**** Material provided ****

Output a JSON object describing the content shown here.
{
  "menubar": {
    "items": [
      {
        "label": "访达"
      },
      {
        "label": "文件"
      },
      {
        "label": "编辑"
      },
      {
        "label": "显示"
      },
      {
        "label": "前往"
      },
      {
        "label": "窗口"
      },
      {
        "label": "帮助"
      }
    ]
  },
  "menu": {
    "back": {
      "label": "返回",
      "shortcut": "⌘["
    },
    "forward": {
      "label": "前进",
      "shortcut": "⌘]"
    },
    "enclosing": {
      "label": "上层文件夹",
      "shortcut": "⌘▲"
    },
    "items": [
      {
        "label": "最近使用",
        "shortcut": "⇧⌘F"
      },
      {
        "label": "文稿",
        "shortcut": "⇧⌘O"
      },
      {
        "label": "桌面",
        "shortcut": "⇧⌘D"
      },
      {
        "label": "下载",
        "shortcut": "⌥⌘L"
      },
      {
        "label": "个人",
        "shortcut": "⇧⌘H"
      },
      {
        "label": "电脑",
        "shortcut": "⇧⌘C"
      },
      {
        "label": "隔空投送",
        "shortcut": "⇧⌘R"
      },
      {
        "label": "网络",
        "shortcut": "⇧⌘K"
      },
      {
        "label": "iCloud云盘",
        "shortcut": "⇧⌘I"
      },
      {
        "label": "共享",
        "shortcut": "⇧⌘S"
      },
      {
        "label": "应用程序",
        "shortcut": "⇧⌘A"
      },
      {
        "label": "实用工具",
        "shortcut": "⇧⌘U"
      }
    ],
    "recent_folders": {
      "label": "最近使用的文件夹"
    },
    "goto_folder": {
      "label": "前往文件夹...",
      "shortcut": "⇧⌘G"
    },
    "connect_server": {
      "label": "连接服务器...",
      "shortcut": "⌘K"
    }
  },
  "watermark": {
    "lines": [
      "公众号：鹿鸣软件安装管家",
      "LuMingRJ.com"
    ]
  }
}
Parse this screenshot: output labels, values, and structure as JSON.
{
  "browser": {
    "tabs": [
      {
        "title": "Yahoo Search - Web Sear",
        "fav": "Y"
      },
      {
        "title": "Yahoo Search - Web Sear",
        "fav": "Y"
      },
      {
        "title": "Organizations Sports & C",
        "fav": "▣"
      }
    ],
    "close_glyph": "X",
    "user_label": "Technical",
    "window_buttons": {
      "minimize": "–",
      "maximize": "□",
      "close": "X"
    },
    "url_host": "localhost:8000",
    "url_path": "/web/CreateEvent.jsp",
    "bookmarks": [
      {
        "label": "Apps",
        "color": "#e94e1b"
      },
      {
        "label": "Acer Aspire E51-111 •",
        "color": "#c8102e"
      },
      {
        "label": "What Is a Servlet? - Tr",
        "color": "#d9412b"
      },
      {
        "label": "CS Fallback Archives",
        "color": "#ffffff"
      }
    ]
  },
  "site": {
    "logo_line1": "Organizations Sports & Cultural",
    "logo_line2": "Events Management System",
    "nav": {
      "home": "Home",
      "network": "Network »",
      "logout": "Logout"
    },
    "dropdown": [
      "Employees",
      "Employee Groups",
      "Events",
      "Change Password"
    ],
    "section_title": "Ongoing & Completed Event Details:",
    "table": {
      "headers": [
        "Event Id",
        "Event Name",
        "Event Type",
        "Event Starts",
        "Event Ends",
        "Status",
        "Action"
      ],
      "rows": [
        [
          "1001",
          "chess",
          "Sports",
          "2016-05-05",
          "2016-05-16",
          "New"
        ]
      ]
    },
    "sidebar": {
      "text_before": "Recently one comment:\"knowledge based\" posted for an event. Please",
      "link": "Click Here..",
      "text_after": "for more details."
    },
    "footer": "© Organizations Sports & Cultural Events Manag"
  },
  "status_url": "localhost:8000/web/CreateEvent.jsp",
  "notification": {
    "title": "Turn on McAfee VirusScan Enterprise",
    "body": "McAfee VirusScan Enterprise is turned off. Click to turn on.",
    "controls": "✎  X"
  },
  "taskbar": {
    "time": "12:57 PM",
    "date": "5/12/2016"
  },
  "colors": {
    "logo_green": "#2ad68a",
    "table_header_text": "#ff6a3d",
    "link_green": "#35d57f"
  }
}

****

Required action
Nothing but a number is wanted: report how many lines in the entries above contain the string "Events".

Written answer
3